### THE PROBLEM
Please write out every record exactly, but keep any images out of it.

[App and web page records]
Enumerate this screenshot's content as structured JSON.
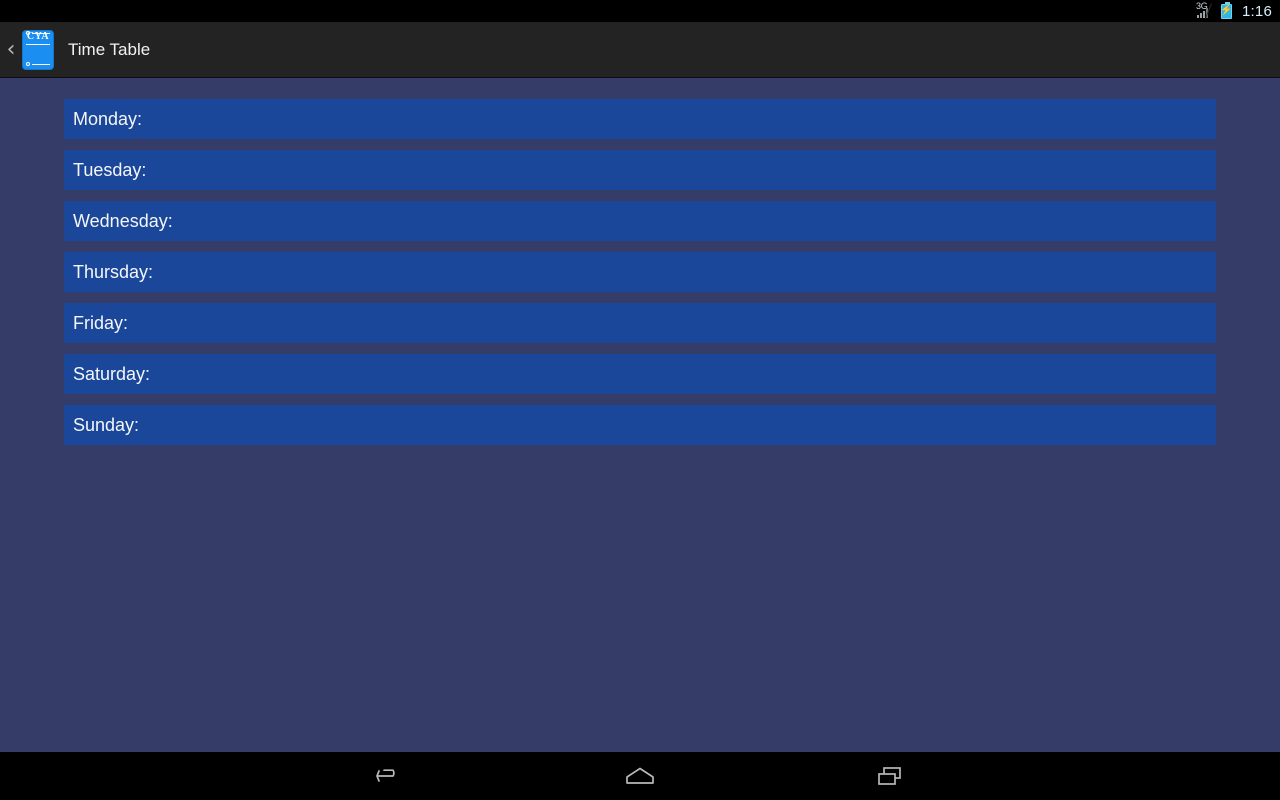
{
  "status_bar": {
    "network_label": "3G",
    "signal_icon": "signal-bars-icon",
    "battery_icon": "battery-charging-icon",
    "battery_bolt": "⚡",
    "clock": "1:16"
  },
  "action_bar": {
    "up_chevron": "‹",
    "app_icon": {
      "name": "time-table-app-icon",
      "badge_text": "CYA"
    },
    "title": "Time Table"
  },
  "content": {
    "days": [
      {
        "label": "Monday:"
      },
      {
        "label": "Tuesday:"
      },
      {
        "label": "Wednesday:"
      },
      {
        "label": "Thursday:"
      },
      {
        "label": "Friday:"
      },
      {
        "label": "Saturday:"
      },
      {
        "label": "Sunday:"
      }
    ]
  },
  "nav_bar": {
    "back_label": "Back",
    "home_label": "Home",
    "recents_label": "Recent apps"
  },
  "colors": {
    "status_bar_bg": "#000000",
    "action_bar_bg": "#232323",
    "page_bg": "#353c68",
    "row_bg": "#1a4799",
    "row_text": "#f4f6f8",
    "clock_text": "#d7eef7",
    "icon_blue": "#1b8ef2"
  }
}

### EXERCISE SOLUTION
Enumerate this screenshot's content as structured JSON.
{
  "status_bar": {
    "network_label": "3G",
    "signal_icon": "signal-bars-icon",
    "battery_icon": "battery-charging-icon",
    "battery_bolt": "⚡",
    "clock": "1:16"
  },
  "action_bar": {
    "up_chevron": "‹",
    "app_icon": {
      "name": "time-table-app-icon",
      "badge_text": "CYA"
    },
    "title": "Time Table"
  },
  "content": {
    "days": [
      {
        "label": "Monday:"
      },
      {
        "label": "Tuesday:"
      },
      {
        "label": "Wednesday:"
      },
      {
        "label": "Thursday:"
      },
      {
        "label": "Friday:"
      },
      {
        "label": "Saturday:"
      },
      {
        "label": "Sunday:"
      }
    ]
  },
  "nav_bar": {
    "back_label": "Back",
    "home_label": "Home",
    "recents_label": "Recent apps"
  },
  "colors": {
    "status_bar_bg": "#000000",
    "action_bar_bg": "#232323",
    "page_bg": "#353c68",
    "row_bg": "#1a4799",
    "row_text": "#f4f6f8",
    "clock_text": "#d7eef7",
    "icon_blue": "#1b8ef2"
  }
}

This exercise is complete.